**What you have to do**
The data below is to be written out exactly, with no pictures.
===== Data shown
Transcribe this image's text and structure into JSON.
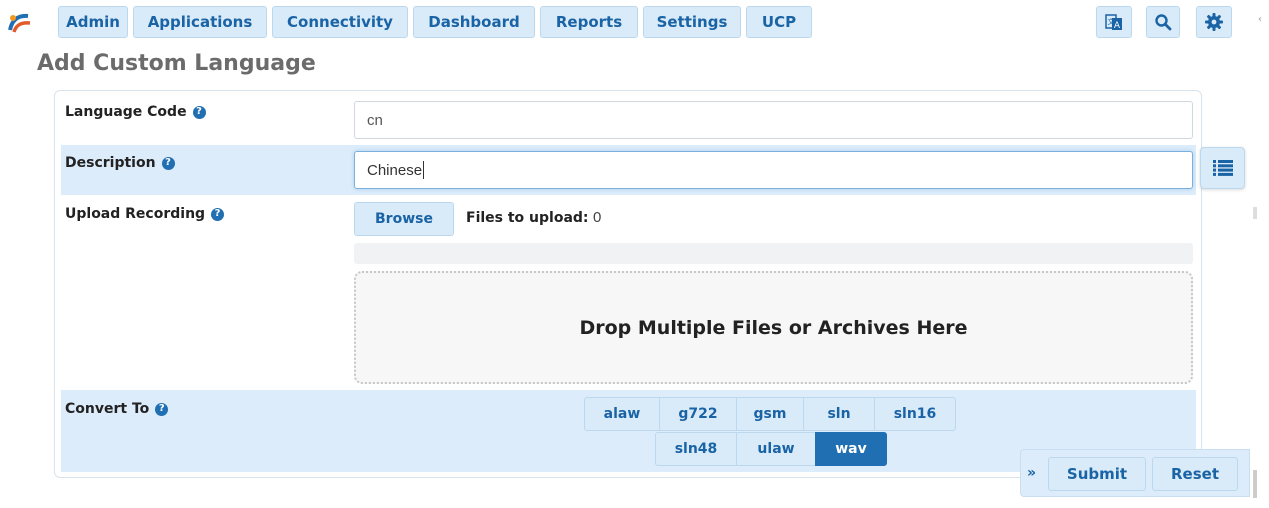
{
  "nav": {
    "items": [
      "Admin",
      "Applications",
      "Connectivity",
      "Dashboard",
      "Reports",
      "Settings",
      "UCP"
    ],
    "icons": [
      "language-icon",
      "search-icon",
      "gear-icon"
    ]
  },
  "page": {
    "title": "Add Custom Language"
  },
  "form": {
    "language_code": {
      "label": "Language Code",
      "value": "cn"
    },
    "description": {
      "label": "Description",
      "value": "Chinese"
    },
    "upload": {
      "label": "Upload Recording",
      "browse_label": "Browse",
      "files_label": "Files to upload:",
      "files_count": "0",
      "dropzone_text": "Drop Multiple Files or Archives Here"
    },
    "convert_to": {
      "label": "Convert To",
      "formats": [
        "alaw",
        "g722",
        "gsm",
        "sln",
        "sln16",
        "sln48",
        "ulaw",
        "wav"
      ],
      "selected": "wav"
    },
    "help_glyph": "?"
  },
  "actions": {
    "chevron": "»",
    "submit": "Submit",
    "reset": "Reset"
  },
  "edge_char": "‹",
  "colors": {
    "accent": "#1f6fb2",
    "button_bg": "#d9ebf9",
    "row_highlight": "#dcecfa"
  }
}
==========
**Exercise result**
Transcribe this image's text and structure into JSON.
{
  "nav": {
    "items": [
      "Admin",
      "Applications",
      "Connectivity",
      "Dashboard",
      "Reports",
      "Settings",
      "UCP"
    ],
    "icons": [
      "language-icon",
      "search-icon",
      "gear-icon"
    ]
  },
  "page": {
    "title": "Add Custom Language"
  },
  "form": {
    "language_code": {
      "label": "Language Code",
      "value": "cn"
    },
    "description": {
      "label": "Description",
      "value": "Chinese"
    },
    "upload": {
      "label": "Upload Recording",
      "browse_label": "Browse",
      "files_label": "Files to upload:",
      "files_count": "0",
      "dropzone_text": "Drop Multiple Files or Archives Here"
    },
    "convert_to": {
      "label": "Convert To",
      "formats": [
        "alaw",
        "g722",
        "gsm",
        "sln",
        "sln16",
        "sln48",
        "ulaw",
        "wav"
      ],
      "selected": "wav"
    },
    "help_glyph": "?"
  },
  "actions": {
    "chevron": "»",
    "submit": "Submit",
    "reset": "Reset"
  },
  "edge_char": "‹",
  "colors": {
    "accent": "#1f6fb2",
    "button_bg": "#d9ebf9",
    "row_highlight": "#dcecfa"
  }
}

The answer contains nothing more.